FUTURE AGENDAS FOR WOMEN: This is no surprise that Bangladesh has progressed a lot in reducing challenges of women empowerment and ensuring gender equality or equity. Continuous improvement is being made in this area so that Bangladesh can be a role model in the global arena, particularly in South Asia. To achieve a developed Bangladesh, more initiatives are coming in the following areas in the next development plan:

  • Life cycle-based disease prevention and curative healthcare for women;
  • Access to modern reproductive health and family planning services;
  • Quality formal education at all levels;
  • Science, technology, engineering and mathematics (STEM) and ICT education for girls;
  • Advancement of physically and mentally challenged women/girls;
  • Advancement of marginalised women;
  • Creating short- and long-term opportunities for decent employment for women;
  • Business development services for women entrepreneurs;
  • Improving work environment;
  • Banning violence and sexual harassment in public spheres;
  • Access to, and decision-making over use and protection of community resources;
  • Participation in national politics and local government;
  • Remove all discriminatory provisions in laws and policies in consistency with CEDAW;
  • All out efforts, both by public and private sectors, have to be pursued to increase labour force participation by eligible women folk as the women participation is yet very low in Bangladesh which is 36.3 per cent (world average is 48 per cent)

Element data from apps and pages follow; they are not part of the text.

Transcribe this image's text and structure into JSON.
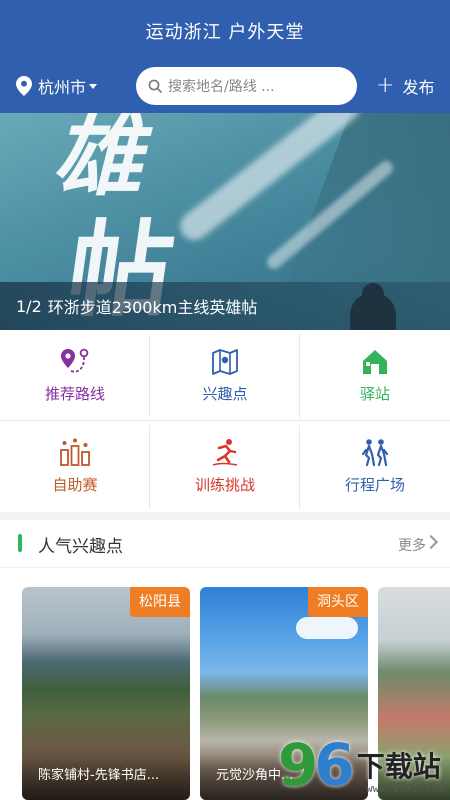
{
  "header": {
    "title": "运动浙江 户外天堂",
    "city": "杭州市",
    "search_placeholder": "搜索地名/路线 ...",
    "publish_label": "发布",
    "bg_color": "#2f5fae"
  },
  "banner": {
    "calligraphy_1": "雄",
    "calligraphy_2": "帖",
    "page_indicator": "1/2",
    "caption": "环浙步道2300km主线英雄帖"
  },
  "menu": {
    "items": [
      {
        "label": "推荐路线",
        "icon": "route-pin-icon",
        "color": "#8a2fa0"
      },
      {
        "label": "兴趣点",
        "icon": "map-icon",
        "color": "#2f5fae"
      },
      {
        "label": "驿站",
        "icon": "station-icon",
        "color": "#33b35a"
      },
      {
        "label": "自助赛",
        "icon": "race-icon",
        "color": "#c0582a"
      },
      {
        "label": "训练挑战",
        "icon": "runner-icon",
        "color": "#d9362b"
      },
      {
        "label": "行程广场",
        "icon": "hikers-icon",
        "color": "#2f5fae"
      }
    ]
  },
  "popular": {
    "title": "人气兴趣点",
    "more_label": "更多",
    "accent": "#33b35a",
    "cards": [
      {
        "tag": "松阳县",
        "name": "陈家铺村-先锋书店..."
      },
      {
        "tag": "洞头区",
        "name": "元觉沙角中..."
      },
      {
        "tag": "",
        "name": ""
      }
    ]
  },
  "watermark": {
    "num_1": "9",
    "num_2": "6",
    "text": "下载站",
    "url": "www.96xz.com"
  }
}
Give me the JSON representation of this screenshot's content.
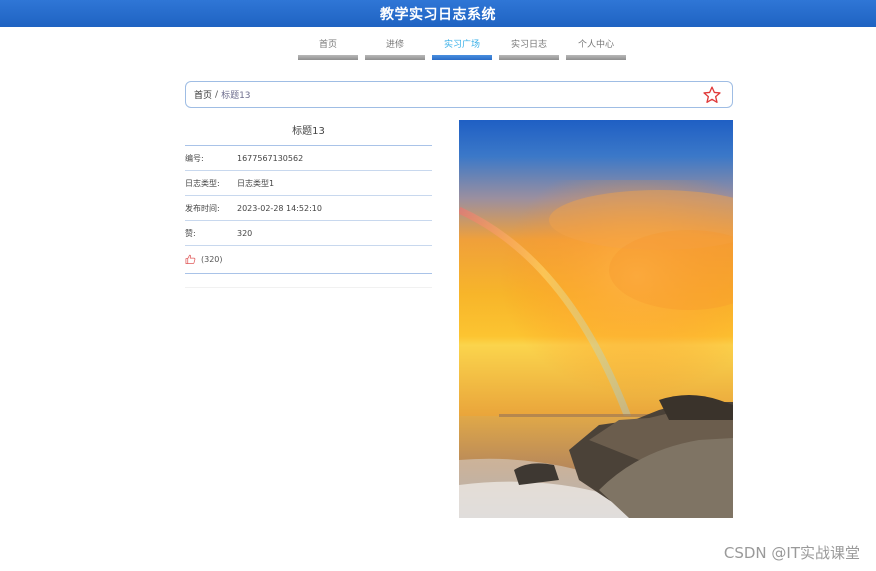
{
  "header": {
    "title": "教学实习日志系统"
  },
  "nav": {
    "items": [
      {
        "label": "首页"
      },
      {
        "label": "进修"
      },
      {
        "label": "实习广场"
      },
      {
        "label": "实习日志"
      },
      {
        "label": "个人中心"
      }
    ],
    "active_index": 2
  },
  "breadcrumb": {
    "home": "首页",
    "separator": "/",
    "current": "标题13"
  },
  "detail": {
    "title": "标题13",
    "rows": [
      {
        "label": "编号:",
        "value": "1677567130562"
      },
      {
        "label": "日志类型:",
        "value": "日志类型1"
      },
      {
        "label": "发布时间:",
        "value": "2023-02-28 14:52:10"
      },
      {
        "label": "赞:",
        "value": "320"
      }
    ],
    "like_count": "(320)"
  },
  "watermark": "CSDN @IT实战课堂",
  "colors": {
    "header": "#2a6cd0",
    "accent": "#3ab0e8",
    "star": "#e03a3a"
  }
}
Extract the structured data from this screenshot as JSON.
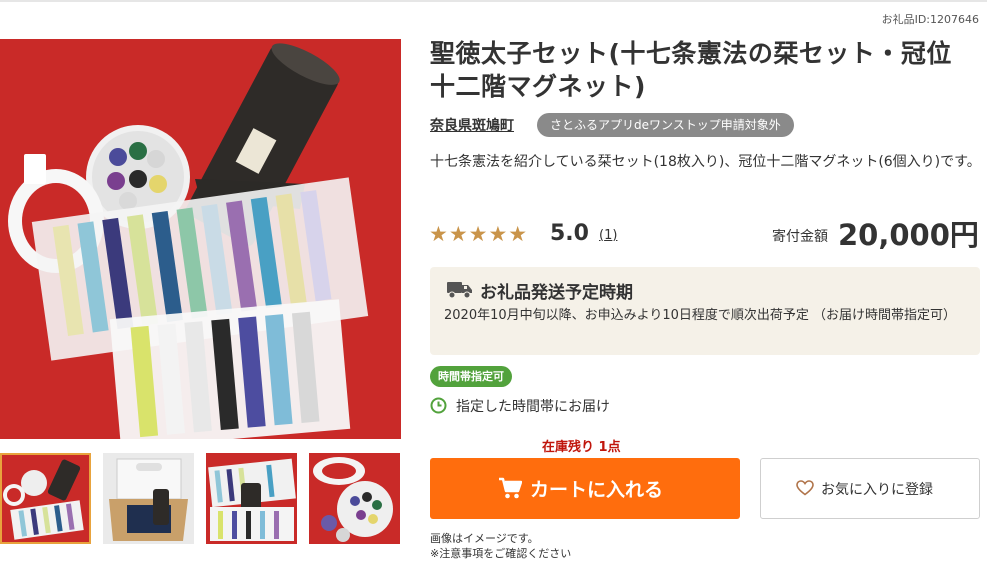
{
  "page": {
    "gift_id": "お礼品ID:1207646",
    "title": "聖徳太子セット(十七条憲法の栞セット・冠位十二階マグネット)",
    "municipality": "奈良県斑鳩町",
    "onestop_badge": "さとふるアプリdeワンストップ申請対象外",
    "description": "十七条憲法を紹介している栞セット(18枚入り)、冠位十二階マグネット(6個入り)です。",
    "rating": {
      "stars": "★★★★★",
      "value": "5.0",
      "count": "1",
      "paren_open": "(",
      "paren_close": ")",
      "score": 5.0,
      "max": 5
    },
    "price_label": "寄付金額",
    "price": "20,000円",
    "shipping": {
      "title": "お礼品発送予定時期",
      "text": "2020年10月中旬以降、お申込みより10日程度で順次出荷予定 （お届け時間帯指定可）",
      "icon": "truck-icon"
    },
    "delivery_tag": "時間帯指定可",
    "delivery_text": "指定した時間帯にお届け",
    "stock": "在庫残り 1点",
    "cart_button": "カートに入れる",
    "favorite_button": "お気に入りに登録",
    "notes": [
      "画像はイメージです。",
      "※注意事項をご確認ください"
    ],
    "colors": {
      "cart": "#ff6d0d",
      "green_tag": "#52a23c",
      "star": "#c9944a",
      "stock": "#c0150b",
      "image_bg": "#c92a28"
    }
  }
}
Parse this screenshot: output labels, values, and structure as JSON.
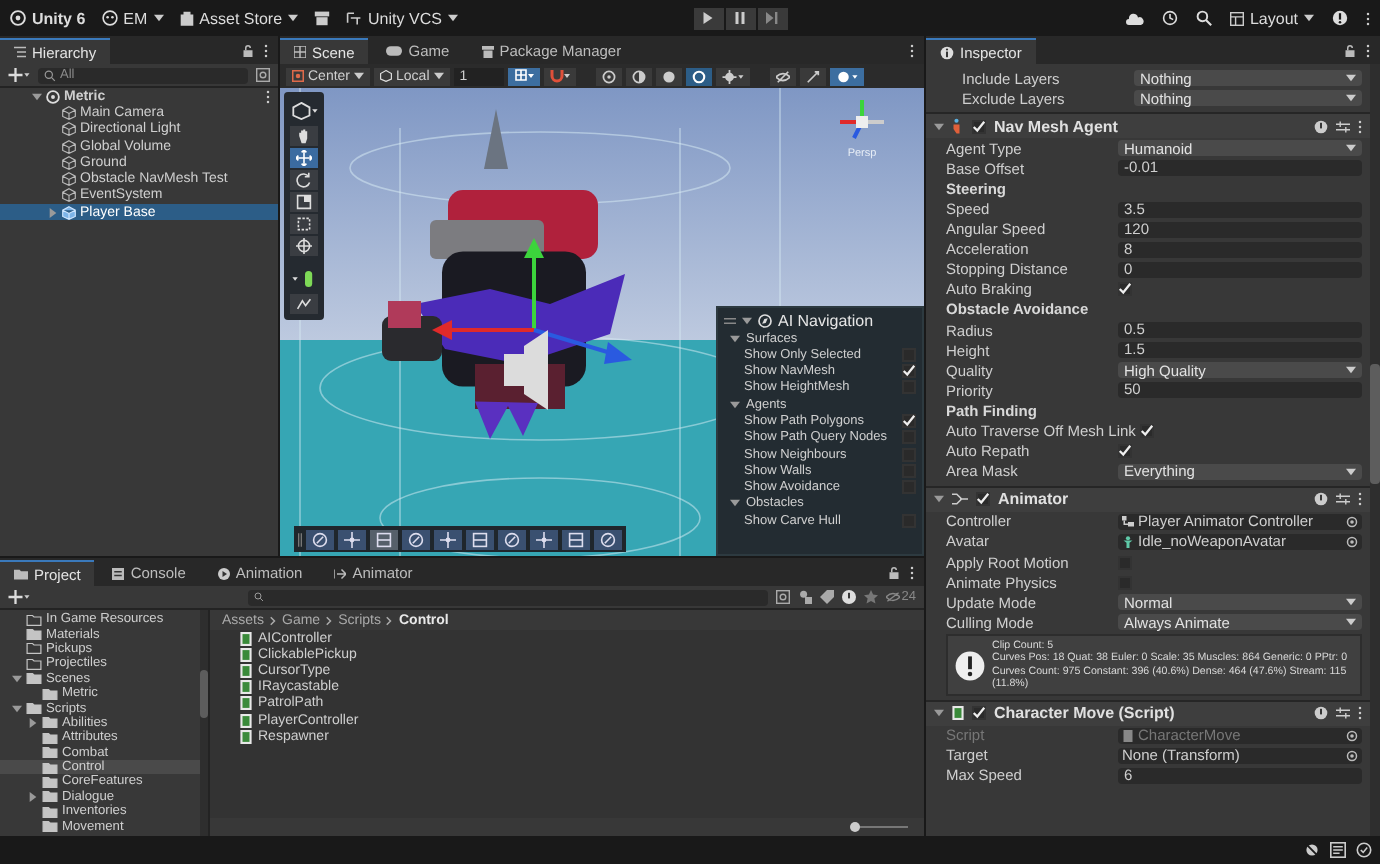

BANGLADESH’S RECOGNITION IN ACHIEVING WOMEN EMPOWERMENT: Bangladesh has achieved most of its targets of MDGs and is currently making a good stride in attaining the SDGs by 2030. Bangladesh received ‘Women in Parliaments Global Forum Award’, as the country has ranked 10th out of 142 nations in the political sphere. Moreover, the Prime Minister was awarded ‘UNESCO Peace Tree Award’ for her commitment to women’s empowerment and girls’ education, ‘Agent of Change Award’ by the Global Partnership Forum for her outstanding contributions to women empowerment, ‘Planet 50-50 Champion’ by UN-Women and ‘Champions of the Earth’ by UNEP for Policy Leadership.

CHALLENGES FOR MAINSTREAMING WOMEN IN ACHIEVING SDGS:

  • Quality human resources development;
  • Universal quality education;
  • Invigorating health and family planning;
  • Nutrition Security;
  • Job creation;
  • Skill enhancement for addressing the challenges of 4th IR and access to technology;
  • Work environment;
  • Care services;
  • Inclusiveness, equal opportunities and stopping discrimination;
  • Access to public resources;
  • Ensuring social security and reducing income inequality;
  • Financial inclusion;
  • Participation in politics and local government and decision making process;
  • Attaining zero early marriage and gender based violence;
  • Need for coordination among state and non-state bodies and among line ministries (Concluded)

 Dr Shamsul Alam is Member (Senior Secretary) at General Economics Division, Bangladesh Planning Commission. sambau23@gmail.com

Source: The Financial Express, 08-09 March 2020, Bangladesh

Link: https://bit.ly/3cJZbWR